■ Your assignment
Count the lines containing "routing" in the entries underneath, and state that count without anything else.

------ The input

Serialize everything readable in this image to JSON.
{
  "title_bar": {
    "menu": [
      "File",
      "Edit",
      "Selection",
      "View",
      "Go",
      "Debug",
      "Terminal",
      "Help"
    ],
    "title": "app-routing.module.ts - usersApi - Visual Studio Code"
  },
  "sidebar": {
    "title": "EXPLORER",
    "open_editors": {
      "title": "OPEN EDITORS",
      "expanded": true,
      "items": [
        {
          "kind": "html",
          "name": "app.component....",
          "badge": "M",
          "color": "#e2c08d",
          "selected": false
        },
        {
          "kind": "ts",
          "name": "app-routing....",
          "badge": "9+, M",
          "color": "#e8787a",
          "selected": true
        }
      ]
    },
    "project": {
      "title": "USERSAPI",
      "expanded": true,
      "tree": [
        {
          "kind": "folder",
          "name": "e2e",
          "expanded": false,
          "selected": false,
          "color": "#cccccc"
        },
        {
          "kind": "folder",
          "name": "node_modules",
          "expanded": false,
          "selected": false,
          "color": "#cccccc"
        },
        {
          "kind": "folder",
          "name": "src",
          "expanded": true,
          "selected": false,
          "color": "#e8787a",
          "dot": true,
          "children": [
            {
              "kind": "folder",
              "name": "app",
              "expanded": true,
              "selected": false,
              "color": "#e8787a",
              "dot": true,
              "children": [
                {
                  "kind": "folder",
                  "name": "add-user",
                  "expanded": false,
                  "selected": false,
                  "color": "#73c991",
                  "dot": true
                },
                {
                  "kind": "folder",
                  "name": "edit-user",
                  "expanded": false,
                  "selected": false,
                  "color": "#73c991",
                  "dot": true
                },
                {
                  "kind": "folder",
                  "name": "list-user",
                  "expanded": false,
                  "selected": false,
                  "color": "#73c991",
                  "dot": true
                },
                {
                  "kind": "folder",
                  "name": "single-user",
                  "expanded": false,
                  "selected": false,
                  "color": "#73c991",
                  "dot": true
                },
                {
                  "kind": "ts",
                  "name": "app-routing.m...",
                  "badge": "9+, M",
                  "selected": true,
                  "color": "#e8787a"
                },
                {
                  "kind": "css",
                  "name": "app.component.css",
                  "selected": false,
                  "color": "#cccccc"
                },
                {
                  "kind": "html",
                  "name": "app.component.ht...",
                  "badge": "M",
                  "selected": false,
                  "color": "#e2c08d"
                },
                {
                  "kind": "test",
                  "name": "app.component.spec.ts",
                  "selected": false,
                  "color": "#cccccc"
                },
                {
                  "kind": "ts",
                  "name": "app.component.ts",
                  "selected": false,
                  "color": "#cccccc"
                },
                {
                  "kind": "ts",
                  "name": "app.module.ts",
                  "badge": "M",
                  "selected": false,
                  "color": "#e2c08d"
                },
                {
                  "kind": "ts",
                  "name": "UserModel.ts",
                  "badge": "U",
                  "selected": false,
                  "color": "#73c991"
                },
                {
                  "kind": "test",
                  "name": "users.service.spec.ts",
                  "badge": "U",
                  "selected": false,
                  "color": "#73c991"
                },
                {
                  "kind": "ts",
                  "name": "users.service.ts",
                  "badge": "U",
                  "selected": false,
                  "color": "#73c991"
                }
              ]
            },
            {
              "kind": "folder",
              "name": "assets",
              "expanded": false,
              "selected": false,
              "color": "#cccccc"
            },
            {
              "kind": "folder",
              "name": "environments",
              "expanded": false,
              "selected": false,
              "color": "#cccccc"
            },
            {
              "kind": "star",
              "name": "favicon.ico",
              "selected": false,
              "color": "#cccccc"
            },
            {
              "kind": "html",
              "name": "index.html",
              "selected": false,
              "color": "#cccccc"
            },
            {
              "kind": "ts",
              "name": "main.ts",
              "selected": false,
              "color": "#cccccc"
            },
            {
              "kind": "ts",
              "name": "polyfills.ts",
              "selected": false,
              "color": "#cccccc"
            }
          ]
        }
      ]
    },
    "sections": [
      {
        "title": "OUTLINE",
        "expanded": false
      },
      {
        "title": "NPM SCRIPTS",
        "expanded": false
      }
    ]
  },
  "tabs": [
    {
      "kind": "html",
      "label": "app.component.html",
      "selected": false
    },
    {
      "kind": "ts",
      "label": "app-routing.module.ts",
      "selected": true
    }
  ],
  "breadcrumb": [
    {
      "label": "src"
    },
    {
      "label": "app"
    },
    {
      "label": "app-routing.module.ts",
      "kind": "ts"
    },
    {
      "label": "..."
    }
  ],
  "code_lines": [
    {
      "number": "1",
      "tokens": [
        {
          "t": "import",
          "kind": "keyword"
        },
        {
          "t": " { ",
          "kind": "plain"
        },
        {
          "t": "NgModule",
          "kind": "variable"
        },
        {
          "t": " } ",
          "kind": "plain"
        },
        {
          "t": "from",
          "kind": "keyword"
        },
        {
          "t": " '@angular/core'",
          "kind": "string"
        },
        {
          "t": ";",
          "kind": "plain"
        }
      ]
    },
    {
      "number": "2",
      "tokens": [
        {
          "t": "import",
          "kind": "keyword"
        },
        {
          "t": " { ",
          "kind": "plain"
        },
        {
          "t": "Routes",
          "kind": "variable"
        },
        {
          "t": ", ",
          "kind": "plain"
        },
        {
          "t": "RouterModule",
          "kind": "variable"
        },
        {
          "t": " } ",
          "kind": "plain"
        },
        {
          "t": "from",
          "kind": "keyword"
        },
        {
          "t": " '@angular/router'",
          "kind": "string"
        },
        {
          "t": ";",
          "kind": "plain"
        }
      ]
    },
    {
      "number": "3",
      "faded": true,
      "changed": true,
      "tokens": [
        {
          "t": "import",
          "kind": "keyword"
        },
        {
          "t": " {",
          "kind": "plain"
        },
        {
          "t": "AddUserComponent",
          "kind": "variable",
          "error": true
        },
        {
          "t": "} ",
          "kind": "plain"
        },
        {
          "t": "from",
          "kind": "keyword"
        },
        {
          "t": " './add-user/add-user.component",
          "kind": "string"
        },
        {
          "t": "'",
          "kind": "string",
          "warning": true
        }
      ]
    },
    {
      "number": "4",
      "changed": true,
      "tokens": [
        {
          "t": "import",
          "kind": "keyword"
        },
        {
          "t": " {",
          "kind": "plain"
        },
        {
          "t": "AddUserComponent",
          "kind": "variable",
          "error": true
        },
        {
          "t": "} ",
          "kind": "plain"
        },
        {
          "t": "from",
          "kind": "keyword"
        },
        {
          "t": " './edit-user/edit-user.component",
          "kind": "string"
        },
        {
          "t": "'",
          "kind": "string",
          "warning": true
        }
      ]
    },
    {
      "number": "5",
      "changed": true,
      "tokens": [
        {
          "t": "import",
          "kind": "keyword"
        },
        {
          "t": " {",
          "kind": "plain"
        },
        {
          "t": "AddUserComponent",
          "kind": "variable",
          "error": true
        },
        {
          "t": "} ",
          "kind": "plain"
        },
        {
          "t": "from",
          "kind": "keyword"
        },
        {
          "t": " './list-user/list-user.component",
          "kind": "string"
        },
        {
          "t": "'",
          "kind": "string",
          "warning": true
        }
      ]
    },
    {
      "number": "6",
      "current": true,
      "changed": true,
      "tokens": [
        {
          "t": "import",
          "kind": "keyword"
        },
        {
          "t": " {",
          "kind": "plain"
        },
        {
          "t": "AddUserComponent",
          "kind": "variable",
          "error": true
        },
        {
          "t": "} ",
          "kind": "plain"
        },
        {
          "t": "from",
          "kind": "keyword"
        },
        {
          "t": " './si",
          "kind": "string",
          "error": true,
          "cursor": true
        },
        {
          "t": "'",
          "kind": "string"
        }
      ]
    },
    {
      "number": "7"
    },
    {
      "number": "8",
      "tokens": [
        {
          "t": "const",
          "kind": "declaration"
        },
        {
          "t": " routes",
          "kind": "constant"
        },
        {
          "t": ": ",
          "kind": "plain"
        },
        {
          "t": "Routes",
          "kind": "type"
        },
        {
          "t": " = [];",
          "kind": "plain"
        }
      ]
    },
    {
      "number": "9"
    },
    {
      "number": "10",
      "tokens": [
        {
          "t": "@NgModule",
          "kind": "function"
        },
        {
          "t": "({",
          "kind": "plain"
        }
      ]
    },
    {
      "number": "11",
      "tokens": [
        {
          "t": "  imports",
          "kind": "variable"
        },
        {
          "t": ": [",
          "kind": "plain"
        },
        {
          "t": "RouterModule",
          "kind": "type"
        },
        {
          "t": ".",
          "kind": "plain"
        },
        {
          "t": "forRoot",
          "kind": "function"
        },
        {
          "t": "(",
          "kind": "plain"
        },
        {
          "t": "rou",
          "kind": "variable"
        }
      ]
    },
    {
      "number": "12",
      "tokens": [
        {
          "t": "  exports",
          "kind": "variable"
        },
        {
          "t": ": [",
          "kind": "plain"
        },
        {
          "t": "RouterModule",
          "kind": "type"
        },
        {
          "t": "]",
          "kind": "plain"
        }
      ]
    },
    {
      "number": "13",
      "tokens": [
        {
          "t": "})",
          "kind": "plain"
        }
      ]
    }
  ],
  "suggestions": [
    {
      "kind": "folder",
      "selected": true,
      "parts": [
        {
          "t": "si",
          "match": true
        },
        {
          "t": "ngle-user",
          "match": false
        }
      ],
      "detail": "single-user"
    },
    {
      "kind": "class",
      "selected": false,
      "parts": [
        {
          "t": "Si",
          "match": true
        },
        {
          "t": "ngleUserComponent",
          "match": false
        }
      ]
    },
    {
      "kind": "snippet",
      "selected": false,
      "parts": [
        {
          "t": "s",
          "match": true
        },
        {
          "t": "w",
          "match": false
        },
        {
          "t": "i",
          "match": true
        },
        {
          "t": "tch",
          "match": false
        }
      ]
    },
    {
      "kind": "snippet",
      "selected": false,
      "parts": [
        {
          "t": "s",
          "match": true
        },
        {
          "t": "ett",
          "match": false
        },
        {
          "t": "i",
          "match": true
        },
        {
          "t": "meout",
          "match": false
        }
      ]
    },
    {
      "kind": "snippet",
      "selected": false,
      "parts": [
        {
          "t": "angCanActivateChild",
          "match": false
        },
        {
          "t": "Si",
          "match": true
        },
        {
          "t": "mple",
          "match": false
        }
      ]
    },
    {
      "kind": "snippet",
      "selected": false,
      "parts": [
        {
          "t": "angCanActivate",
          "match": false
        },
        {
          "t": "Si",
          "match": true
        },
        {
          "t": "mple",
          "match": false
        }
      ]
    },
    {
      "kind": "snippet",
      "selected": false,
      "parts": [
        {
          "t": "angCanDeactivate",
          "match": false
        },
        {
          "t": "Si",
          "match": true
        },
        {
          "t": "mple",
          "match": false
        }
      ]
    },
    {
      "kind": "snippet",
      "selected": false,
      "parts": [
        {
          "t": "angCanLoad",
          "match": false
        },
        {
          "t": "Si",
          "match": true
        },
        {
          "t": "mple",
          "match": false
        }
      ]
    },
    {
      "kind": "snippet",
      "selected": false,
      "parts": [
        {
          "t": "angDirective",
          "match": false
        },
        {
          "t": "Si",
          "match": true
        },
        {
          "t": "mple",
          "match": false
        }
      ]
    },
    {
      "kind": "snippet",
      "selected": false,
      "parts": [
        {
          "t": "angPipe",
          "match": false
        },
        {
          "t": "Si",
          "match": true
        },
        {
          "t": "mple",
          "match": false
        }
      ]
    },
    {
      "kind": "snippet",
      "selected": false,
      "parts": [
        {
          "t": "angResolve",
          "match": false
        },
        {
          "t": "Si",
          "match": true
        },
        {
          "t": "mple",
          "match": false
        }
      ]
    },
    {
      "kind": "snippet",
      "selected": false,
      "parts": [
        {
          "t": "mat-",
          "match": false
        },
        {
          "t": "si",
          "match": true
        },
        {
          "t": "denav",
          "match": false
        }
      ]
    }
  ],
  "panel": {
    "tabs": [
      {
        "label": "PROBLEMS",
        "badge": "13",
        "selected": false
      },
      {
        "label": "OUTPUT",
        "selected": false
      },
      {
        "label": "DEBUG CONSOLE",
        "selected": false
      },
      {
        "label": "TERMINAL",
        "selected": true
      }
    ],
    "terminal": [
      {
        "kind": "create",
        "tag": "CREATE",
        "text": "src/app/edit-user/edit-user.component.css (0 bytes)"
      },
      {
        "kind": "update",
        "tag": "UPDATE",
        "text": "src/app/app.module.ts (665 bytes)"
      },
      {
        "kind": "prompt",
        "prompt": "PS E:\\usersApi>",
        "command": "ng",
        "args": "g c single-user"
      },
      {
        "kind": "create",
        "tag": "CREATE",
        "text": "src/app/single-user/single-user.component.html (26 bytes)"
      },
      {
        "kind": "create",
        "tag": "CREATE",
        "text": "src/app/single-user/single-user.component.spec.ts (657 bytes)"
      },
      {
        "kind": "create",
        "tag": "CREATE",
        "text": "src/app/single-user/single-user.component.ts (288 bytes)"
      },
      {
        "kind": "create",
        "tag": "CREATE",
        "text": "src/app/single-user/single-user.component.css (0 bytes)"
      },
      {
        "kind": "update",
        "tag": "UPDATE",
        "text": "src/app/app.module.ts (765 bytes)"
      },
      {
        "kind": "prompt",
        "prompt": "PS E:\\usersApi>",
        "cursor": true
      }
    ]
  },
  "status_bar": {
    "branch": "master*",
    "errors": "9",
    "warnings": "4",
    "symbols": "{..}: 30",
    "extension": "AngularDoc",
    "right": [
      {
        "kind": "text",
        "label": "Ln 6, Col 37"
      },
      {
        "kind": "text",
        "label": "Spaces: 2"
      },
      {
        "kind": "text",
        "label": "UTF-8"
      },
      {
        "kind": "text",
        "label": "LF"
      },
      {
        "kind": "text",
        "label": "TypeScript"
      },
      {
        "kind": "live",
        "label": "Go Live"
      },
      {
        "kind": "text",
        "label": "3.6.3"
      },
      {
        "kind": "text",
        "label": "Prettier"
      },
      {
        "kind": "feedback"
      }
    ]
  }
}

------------

■ Solution for this problem
5